Caregivers must also care (financially) for themselves If you’re a caregiver, possibly for a loved one dealing with an illness such as Alzheimer’s disease, you’re probably already facing some significant emotional and physical challenges – so you don’t need any financial ones as well. Yet, they are difficult to avoid. What steps can you take to deal with them? First of all, you may be interested in knowing the scale of the problem. Consider these numbers from the Alzheimer’s Association: About 5.8 million Americans ages 65 and older are living with Alzheimer’s disease and in 2019, caregivers of individuals with Alzheimer’s or other dementias contributed more than 18 billion hours of unpaid care – worth about $244 billion in services. Furthermore, about two-thirds of caregivers are women, and one-third of dementia caregivers are daughters. But whatever your gender or relationship to the individuals for whom you’re providing care, you can take some steps to protect your own financial future. Here are a few suggestions: Evaluate your employment options.
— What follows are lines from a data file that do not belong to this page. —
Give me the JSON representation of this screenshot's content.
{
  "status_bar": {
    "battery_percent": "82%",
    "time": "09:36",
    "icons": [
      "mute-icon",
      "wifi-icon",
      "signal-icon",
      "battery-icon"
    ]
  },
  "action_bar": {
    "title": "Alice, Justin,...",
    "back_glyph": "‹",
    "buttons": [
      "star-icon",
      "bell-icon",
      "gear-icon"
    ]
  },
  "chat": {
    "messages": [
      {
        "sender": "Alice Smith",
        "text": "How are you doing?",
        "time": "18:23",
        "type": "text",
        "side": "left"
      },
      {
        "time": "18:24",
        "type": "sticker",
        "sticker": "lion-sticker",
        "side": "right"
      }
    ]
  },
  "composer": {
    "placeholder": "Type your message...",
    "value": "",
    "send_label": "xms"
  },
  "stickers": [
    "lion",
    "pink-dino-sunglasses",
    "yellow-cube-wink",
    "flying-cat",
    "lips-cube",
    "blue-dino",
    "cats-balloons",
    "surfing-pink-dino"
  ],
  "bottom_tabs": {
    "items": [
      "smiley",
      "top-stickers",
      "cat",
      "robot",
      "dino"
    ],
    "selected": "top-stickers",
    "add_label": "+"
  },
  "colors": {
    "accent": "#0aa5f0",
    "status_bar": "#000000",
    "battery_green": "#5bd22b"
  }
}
If you have to take time away from work – or even leave employment altogether – to be a caregiver, you will lose not only income but also the opportunity to contribute to an IRA and a 401(k) or other employer-sponsored retirement plan. But you may have some options, such as working remotely, or at least working part time. Either arrangement can give you flexibility in juggling your employment with your care giving responsibilities. Explore payment possibilities for caregiving. Depending on your circumstances, and those of the loved ones for whom you’re providing care, you might be able to work out an arrangement in which you can get paid something for your services. And as long as you are earning income, you can contribute to an IRA to keep building resources for your own retirement. Protect your financial interests – and those of your loved ones. You may well want to discuss legal matters with the individual for whom you are a caregiver before Alzheimer’s robs them of the ability to think clearly. It may be beneficial to work with a legal professional to establish a financial power of attorney – a document that names someone to make financial decisions and pay bills when the person with Alzheimer’s no longer can. And whether you or someone else has financial power of attorney, the very existence of this document may help you avoid getting your personal finances entangled with those of the individual for whom you’re caring. Keep making the right financial moves. As long as you’re successful at keeping your own finances separate from those of your loved one, you may be able to continue making the financial moves that can help you make progress toward your own goals. For example, avoid taking on more debts than you can handle. Also, try to maintain an emergency fund containing three to six months’ worth of living expenses, with the money kept in a liquid account. Of course, these tasks will be much easier if you can maintain some type of employment or get paid for your caregiving services. There’s nothing easy about being a caregiver. But by making the right moves, you may be able, at the least, to reduce your potential financial burden and brighten your outlook. This article was written by Edward Jones for use by your local Edward Jones Financial Advisor. Edward Jones, Member SIPC